New York Times - What's Jamie Dornan got to look forward to? The links.
While happy to be employed, the "Fifty Shades" hunk said he's been working on back-to-back projects for what seems like forever and can't wait to "play a bit of golf" as he chills at home in London with his wife and two young children later this year.
"They've been with me everywhere I've filmed but still I'd like to have more than just the weekends and the odd evening with them," Dornan said during a recent media tour. "It's time to be on daddy duty for a while."
So what's he been up to? Making the last two "Fifty Shades" movies, for starters, and wrapping the third season of "The Fall," the BBC series that launched his career.
There was also filming of a Netflix military thriller, "Jadotville," in a role based on a real-life commandant of an Irish UN contingent in the Congo. And then there's "Anthropoid," out Friday, another true-to-life war role, this one in Nazi-occupied Prague.
Oh, and he squeezed in "The 9th Life of Louis Drax," which has him playing a doctor with questionable judgment and cool mind-reading skills, against a boy in a coma.
Veering in and out of all of these worlds at a breakneck pace suits Dornan just fine.
"I love that aspect of it. My mind can be quite busy and sort of constantly kinetic and I think ... I've picked a good profession to sort of enable that," he said. "But sometimes it's tricky."
Tricky, as in putting on a Czech accent and tossing grenades as the vulnerable, inexperienced freedom fighter Jan Kubis, a national hero in the Czech Republic. The character and other Czechs in exile (including Cillian Murphy's Josef Gabcik) parachute into their homeland in December 1941 to assassinate Reinhard Heydrich, the No. 3 SS man behind Hitler himself and the chief engineer of the Final Solution.
Unlike some Hollywood war shoot-em-ups, Dornan felt the weight of history, and the desire to get it right, as did his fellow Irishman, Murphy, and director Sean Ellis, who also co-wrote, served as director of photography and produced.
When it comes to mainstream war thrillers, Dornan said there isn't always "such an intention to stick to the facts or tell a very truthful portrayal," but he acknowledged certain realities that "you are still making two hours of entertainment, so there's got to be compromises here or there, something else sprinkled in that elevates the story."
That's true, he said, even when the history is not generally known.
Such is the case of Operation Anthropoid and its handful of resistance fighters as they conjure great fearlessness and fight their own high anxiety, including a whopper of a panic attack for Dornan's character.
The repercussions of the mission were great. Reich executed thousands of Czech civilians after the killing of Heydrich, known as the "Butcher of Prague." His death came not in the moment as planned but a week later from infection in wounds inflicted by a grenade.
By one estimate, Hitler slaughtered 5,000 Czechs in the Anthropoid aftermath.

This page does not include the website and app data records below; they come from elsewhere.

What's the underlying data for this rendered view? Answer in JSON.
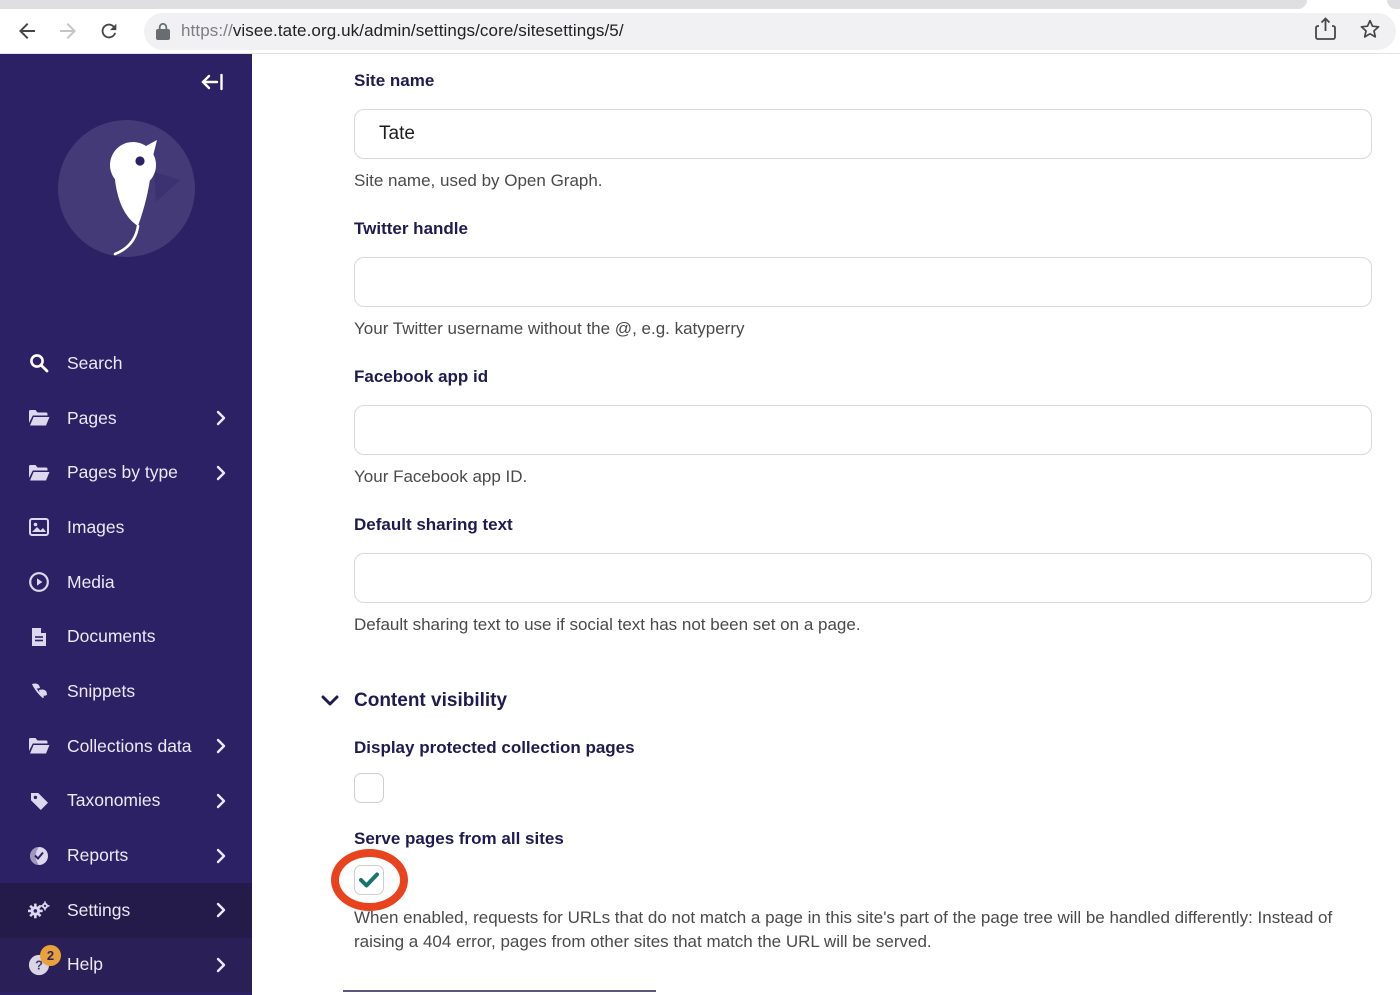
{
  "browser": {
    "url_scheme": "https://",
    "url_rest": "visee.tate.org.uk/admin/settings/core/sitesettings/5/",
    "back_icon": "back-arrow",
    "forward_icon": "forward-arrow",
    "reload_icon": "reload",
    "lock_icon": "padlock",
    "share_icon": "share",
    "bookmark_icon": "star"
  },
  "sidebar": {
    "collapse_icon": "collapse-sidebar",
    "logo": "wagtail-bird-logo",
    "items": [
      {
        "label": "Search",
        "icon": "search-icon",
        "has_chevron": false,
        "active": false
      },
      {
        "label": "Pages",
        "icon": "folder-icon",
        "has_chevron": true,
        "active": false
      },
      {
        "label": "Pages by type",
        "icon": "folder-icon",
        "has_chevron": true,
        "active": false
      },
      {
        "label": "Images",
        "icon": "image-icon",
        "has_chevron": false,
        "active": false
      },
      {
        "label": "Media",
        "icon": "play-circle-icon",
        "has_chevron": false,
        "active": false
      },
      {
        "label": "Documents",
        "icon": "document-icon",
        "has_chevron": false,
        "active": false
      },
      {
        "label": "Snippets",
        "icon": "snippet-icon",
        "has_chevron": false,
        "active": false
      },
      {
        "label": "Collections data",
        "icon": "folder-icon",
        "has_chevron": true,
        "active": false
      },
      {
        "label": "Taxonomies",
        "icon": "tag-icon",
        "has_chevron": true,
        "active": false
      },
      {
        "label": "Reports",
        "icon": "globe-icon",
        "has_chevron": true,
        "active": false
      },
      {
        "label": "Settings",
        "icon": "gears-icon",
        "has_chevron": true,
        "active": true
      },
      {
        "label": "Help",
        "icon": "question-icon",
        "has_chevron": true,
        "active": false,
        "badge": "2"
      }
    ]
  },
  "form": {
    "fields": [
      {
        "label": "Site name",
        "value": "Tate",
        "help": "Site name, used by Open Graph."
      },
      {
        "label": "Twitter handle",
        "value": "",
        "help": "Your Twitter username without the @, e.g. katyperry"
      },
      {
        "label": "Facebook app id",
        "value": "",
        "help": "Your Facebook app ID."
      },
      {
        "label": "Default sharing text",
        "value": "",
        "help": "Default sharing text to use if social text has not been set on a page."
      }
    ],
    "section": {
      "title": "Content visibility",
      "checkboxes": [
        {
          "label": "Display protected collection pages",
          "checked": false
        },
        {
          "label": "Serve pages from all sites",
          "checked": true,
          "annotated": true
        }
      ],
      "serve_help": "When enabled, requests for URLs that do not match a page in this site's part of the page tree will be handled differently: Instead of raising a 404 error, pages from other sites that match the URL will be served."
    }
  },
  "colors": {
    "sidebar_bg": "#2b2164",
    "sidebar_active_bg": "#241b4b",
    "sidebar_footer_bg": "#2a2057",
    "logo_circle": "#453a78",
    "label_indigo": "#1f1b50",
    "help_grey": "#4a4a4a",
    "check_teal": "#17756d",
    "annotation_red": "#e8431e",
    "badge_orange": "#e9a13b"
  }
}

More were arrested and sent to camps, including Josef's girlfriend, Lenka Fafkova, played by Anna Geislerova, a star in the Czech Republic.
"It's one of the biggest stories in our history," she said at the film's New York premiere. "We all celebrate them."
Ellis first learned of Anthropoid in 2001, when he watched a documentary, and became obsessed with the story. He meticulously researched the mission for years.
"It's still a discussion going on today whether it was right or wrong," he said. "They weren't super-soldiers. They were normal people like you and me that were thrust into extraordinary situations. Ask yourself, 'Could you do the same?'"
As for his role helping Dornan move beyond his BDSM-loving "Fifty Shades" character, Christian Grey, Ellis was happy to oblige.
"He's just starting to hit his stride now," Ellis said. "I've never seen 'Fifty Shades' so I can't comment on it but I had seen 'The Fall' and that was what I cast him on."
Dornan and Murphy, the former from Northern Ireland and the latter from Ireland, the former six years the latter's junior at 34, enjoyed the World War II ride and their 39 days of shooting in Prague, including at locations where real events took place and where buildings still bear the scars.
"Just when I met Jamie, myself and my wife were completely obsessed with 'The Fall' and had been watching it, and then to get to meet him," Murphy said. "Everyone said you're going to get on famously."